* The records *
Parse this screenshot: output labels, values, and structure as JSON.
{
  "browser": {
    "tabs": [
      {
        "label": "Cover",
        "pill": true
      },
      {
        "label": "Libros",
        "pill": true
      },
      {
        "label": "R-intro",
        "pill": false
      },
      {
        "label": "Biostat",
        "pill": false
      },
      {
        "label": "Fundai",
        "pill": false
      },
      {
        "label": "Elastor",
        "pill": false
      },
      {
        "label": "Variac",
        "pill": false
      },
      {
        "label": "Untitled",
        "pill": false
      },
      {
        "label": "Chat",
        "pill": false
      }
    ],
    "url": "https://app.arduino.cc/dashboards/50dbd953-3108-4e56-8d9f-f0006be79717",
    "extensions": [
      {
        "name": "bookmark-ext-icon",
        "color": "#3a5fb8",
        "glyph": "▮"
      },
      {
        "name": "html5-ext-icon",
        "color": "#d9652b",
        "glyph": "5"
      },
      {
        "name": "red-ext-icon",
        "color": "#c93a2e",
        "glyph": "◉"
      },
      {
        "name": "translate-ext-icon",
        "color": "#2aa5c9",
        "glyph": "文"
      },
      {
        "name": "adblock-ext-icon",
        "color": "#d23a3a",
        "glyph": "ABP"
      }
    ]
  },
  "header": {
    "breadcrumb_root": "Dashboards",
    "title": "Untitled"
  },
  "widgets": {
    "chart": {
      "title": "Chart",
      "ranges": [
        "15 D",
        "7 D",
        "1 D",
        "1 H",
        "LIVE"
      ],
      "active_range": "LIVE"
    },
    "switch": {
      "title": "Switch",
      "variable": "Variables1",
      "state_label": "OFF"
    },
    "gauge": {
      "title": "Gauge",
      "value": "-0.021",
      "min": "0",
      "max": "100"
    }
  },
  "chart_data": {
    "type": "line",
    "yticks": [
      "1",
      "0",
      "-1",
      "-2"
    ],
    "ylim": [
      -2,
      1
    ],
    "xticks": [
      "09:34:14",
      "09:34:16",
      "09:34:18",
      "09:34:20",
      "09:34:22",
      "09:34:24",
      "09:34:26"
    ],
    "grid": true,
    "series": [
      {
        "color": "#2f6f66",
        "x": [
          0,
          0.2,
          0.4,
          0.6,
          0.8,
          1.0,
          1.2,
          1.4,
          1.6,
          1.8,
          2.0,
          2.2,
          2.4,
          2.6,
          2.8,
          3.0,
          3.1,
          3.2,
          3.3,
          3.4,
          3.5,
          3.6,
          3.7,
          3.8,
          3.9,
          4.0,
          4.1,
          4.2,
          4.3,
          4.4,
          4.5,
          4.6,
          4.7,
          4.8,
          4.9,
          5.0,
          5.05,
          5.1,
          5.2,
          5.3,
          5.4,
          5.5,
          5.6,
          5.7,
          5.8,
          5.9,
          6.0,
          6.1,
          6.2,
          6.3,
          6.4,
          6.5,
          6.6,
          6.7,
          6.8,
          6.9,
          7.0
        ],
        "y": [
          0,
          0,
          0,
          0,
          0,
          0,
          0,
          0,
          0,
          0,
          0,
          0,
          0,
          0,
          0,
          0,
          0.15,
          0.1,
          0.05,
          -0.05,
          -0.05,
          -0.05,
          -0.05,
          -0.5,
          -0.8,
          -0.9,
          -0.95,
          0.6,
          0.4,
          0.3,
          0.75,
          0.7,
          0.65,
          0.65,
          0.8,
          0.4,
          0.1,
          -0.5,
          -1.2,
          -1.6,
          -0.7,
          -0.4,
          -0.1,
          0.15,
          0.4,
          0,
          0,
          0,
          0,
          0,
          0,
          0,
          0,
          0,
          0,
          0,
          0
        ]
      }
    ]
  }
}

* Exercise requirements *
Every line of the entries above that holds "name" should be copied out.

* Answer to the problem *
        "name": "bookmark-ext-icon",
        "name": "html5-ext-icon",
        "name": "red-ext-icon",
        "name": "translate-ext-icon",
        "name": "adblock-ext-icon",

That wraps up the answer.